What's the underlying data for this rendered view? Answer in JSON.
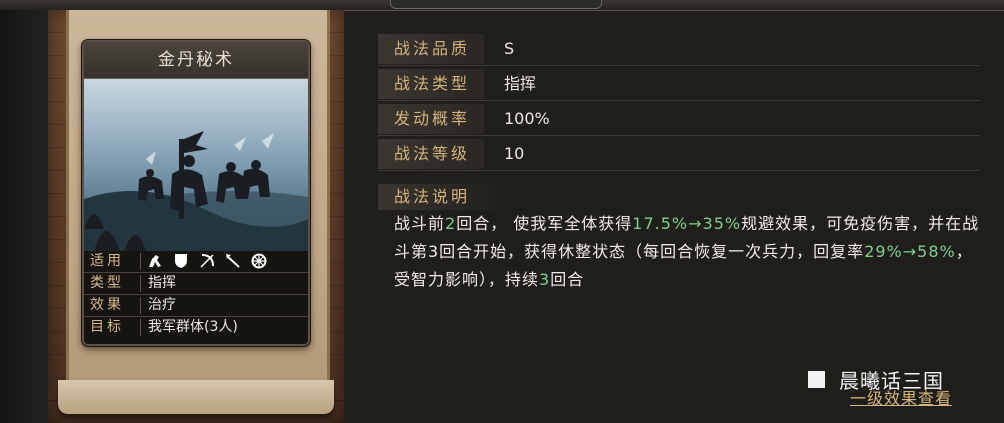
{
  "card": {
    "title": "金丹秘术",
    "attributes": {
      "suitable_label": "适用",
      "unit_icons": [
        "cavalry-icon",
        "shield-icon",
        "bow-icon",
        "spear-icon",
        "siege-wheel-icon"
      ],
      "type_label": "类型",
      "type_value": "指挥",
      "effect_label": "效果",
      "effect_value": "治疗",
      "target_label": "目标",
      "target_value": "我军群体(3人)"
    }
  },
  "info": [
    {
      "label": "战法品质",
      "value": "S"
    },
    {
      "label": "战法类型",
      "value": "指挥"
    },
    {
      "label": "发动概率",
      "value": "100%"
    },
    {
      "label": "战法等级",
      "value": "10"
    }
  ],
  "description": {
    "label": "战法说明",
    "segments": [
      {
        "t": "战斗前",
        "hl": false
      },
      {
        "t": "2",
        "hl": true
      },
      {
        "t": "回合， 使我军全体获得",
        "hl": false
      },
      {
        "t": "17.5%→35%",
        "hl": true
      },
      {
        "t": "规避效果，可免疫伤害，并在战斗第3回合开始，获得休整状态（每回合恢复一次兵力，回复率",
        "hl": false
      },
      {
        "t": "29%→58%",
        "hl": true
      },
      {
        "t": "，受智力影响），持续",
        "hl": false
      },
      {
        "t": "3",
        "hl": true
      },
      {
        "t": "回合",
        "hl": false
      }
    ]
  },
  "watermark": "晨曦话三国",
  "detail_link": "一级效果查看",
  "colors": {
    "highlight": "#7fd08a",
    "label_gold": "#d6b37a"
  }
}
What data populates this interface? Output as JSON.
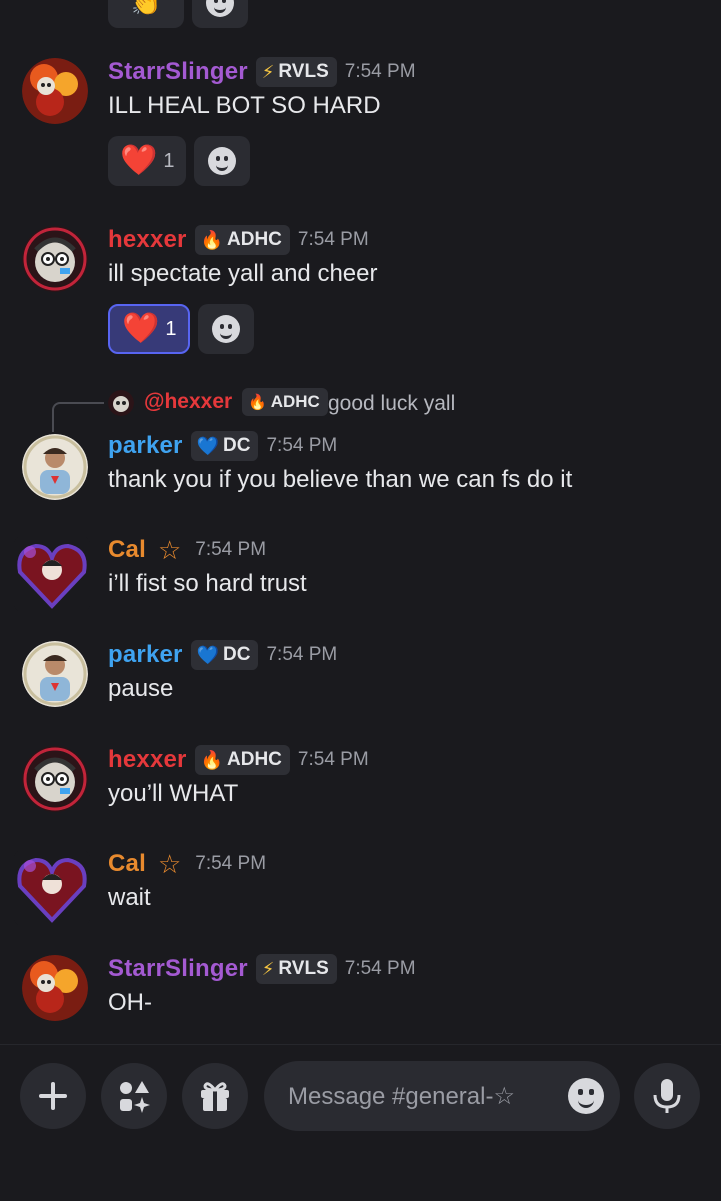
{
  "colors": {
    "background": "#1a1a1e",
    "starr": "#a45ad2",
    "hexxer": "#e5383b",
    "parker": "#3fa3f0",
    "cal": "#e88a2e",
    "reaction_active": "#373a78"
  },
  "messages": [
    {
      "user": "StarrSlinger",
      "tag_glyph": "⚡",
      "tag": "RVLS",
      "time": "7:54 PM",
      "text": "ILL HEAL BOT SO HARD",
      "reaction_emoji": "❤️",
      "reaction_count": "1"
    },
    {
      "user": "hexxer",
      "tag_glyph": "🔥",
      "tag": "ADHC",
      "time": "7:54 PM",
      "text": "ill spectate yall and cheer",
      "reaction_emoji": "❤️",
      "reaction_count": "1"
    },
    {
      "user": "parker",
      "tag_glyph": "💙",
      "tag": "DC",
      "time": "7:54 PM",
      "text": "thank you if you believe than we can fs do it"
    },
    {
      "user": "Cal",
      "star": "☆",
      "time": "7:54 PM",
      "text": "i’ll fist so hard trust"
    },
    {
      "user": "parker",
      "tag_glyph": "💙",
      "tag": "DC",
      "time": "7:54 PM",
      "text": "pause"
    },
    {
      "user": "hexxer",
      "tag_glyph": "🔥",
      "tag": "ADHC",
      "time": "7:54 PM",
      "text": "you’ll WHAT"
    },
    {
      "user": "Cal",
      "star": "☆",
      "time": "7:54 PM",
      "text": "wait"
    },
    {
      "user": "StarrSlinger",
      "tag_glyph": "⚡",
      "tag": "RVLS",
      "time": "7:54 PM",
      "text": "OH-"
    }
  ],
  "reply": {
    "mention": "@hexxer",
    "tag_glyph": "🔥",
    "tag": "ADHC",
    "text": "good luck yall"
  },
  "composer": {
    "placeholder": "Message #general-☆"
  },
  "icons": {
    "plus": "plus-icon",
    "apps": "apps-icon",
    "gift": "gift-icon",
    "emoji": "emoji-icon",
    "mic": "microphone-icon"
  }
}
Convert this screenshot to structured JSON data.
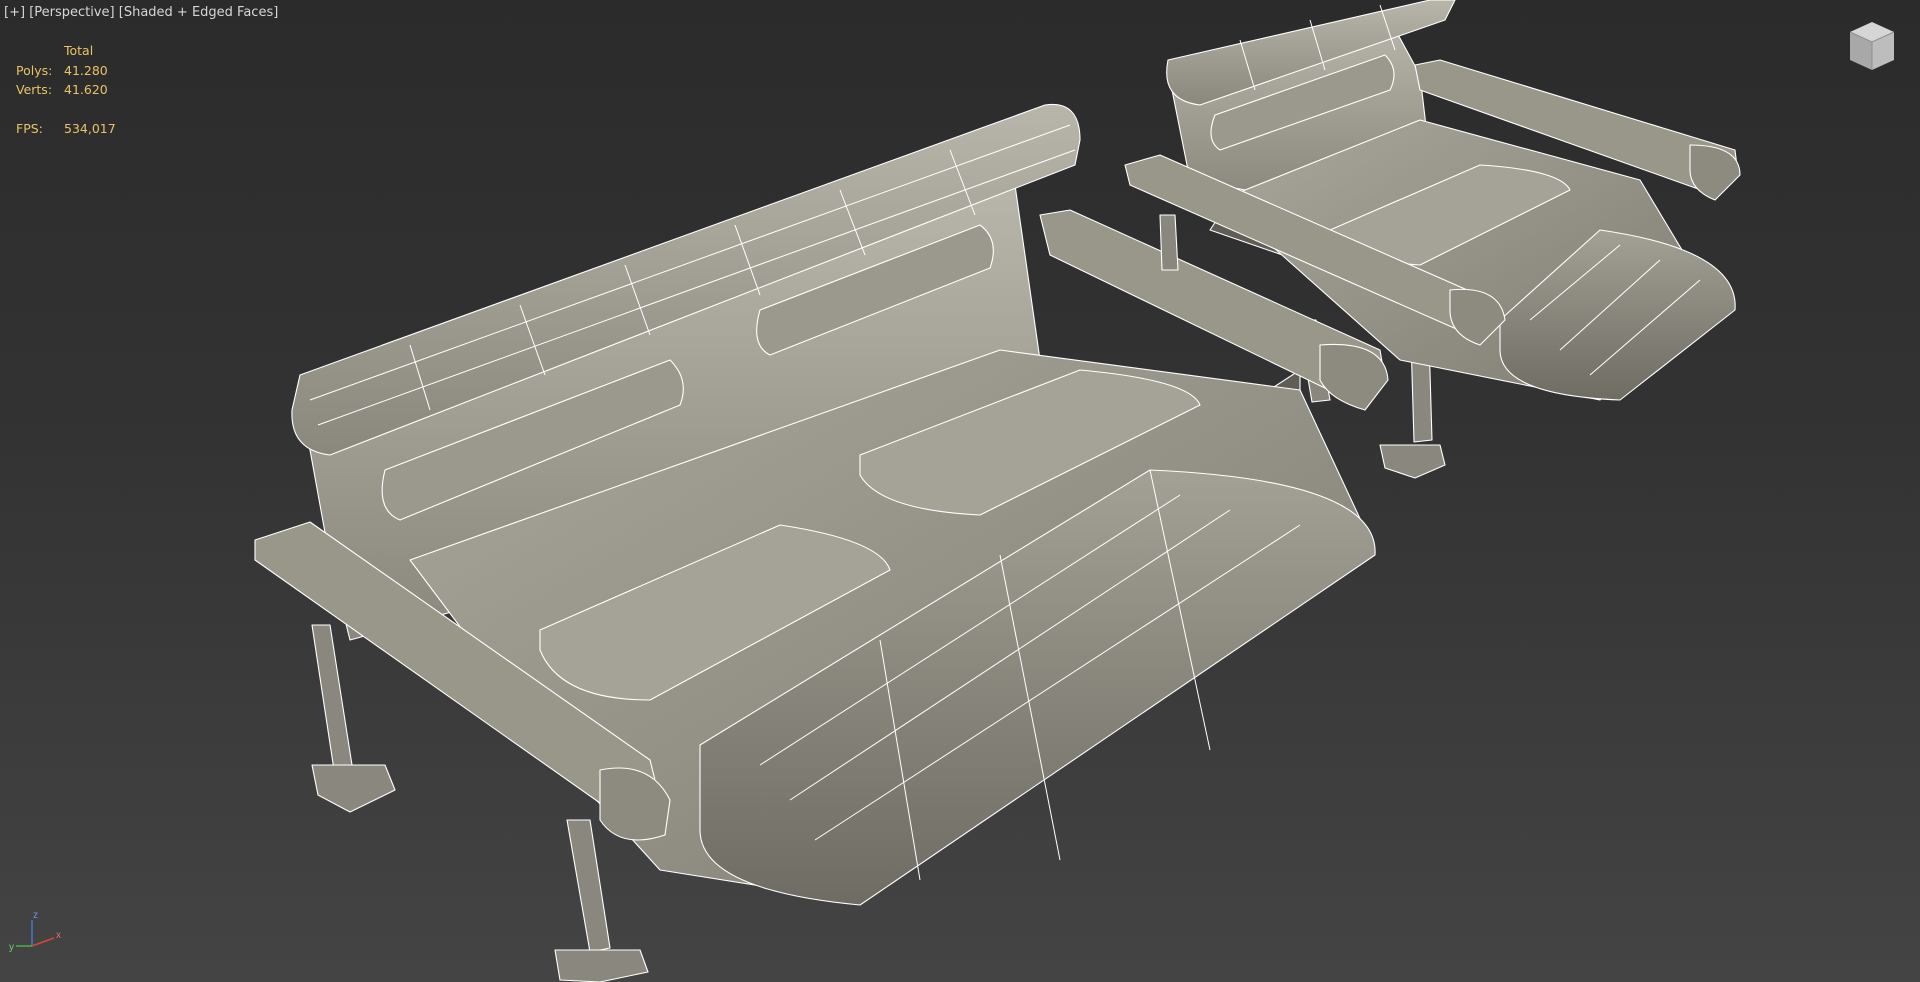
{
  "viewport": {
    "label_plus": "[+]",
    "label_view": "[Perspective]",
    "label_shading": "[Shaded + Edged Faces]"
  },
  "stats": {
    "header": "Total",
    "polys_label": "Polys:",
    "polys_value": "41.280",
    "verts_label": "Verts:",
    "verts_value": "41.620",
    "fps_label": "FPS:",
    "fps_value": "534,017"
  },
  "viewcube": {
    "icon": "viewcube-icon"
  },
  "axis": {
    "x": "x",
    "y": "y",
    "z": "z",
    "x_color": "#d04a3a",
    "y_color": "#4cb04a",
    "z_color": "#4a78d0"
  },
  "colors": {
    "mesh_fill": "#8d8b80",
    "mesh_light": "#b4b2a6",
    "mesh_dark": "#5e5c54",
    "wire": "#ffffff",
    "stats_text": "#e8c468"
  }
}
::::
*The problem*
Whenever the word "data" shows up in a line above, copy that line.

*Reply*
What's the underlying data for this rendered view? Answer in JSON.
What data populates this interface? Output as JSON.
Convert this screenshot to structured JSON data.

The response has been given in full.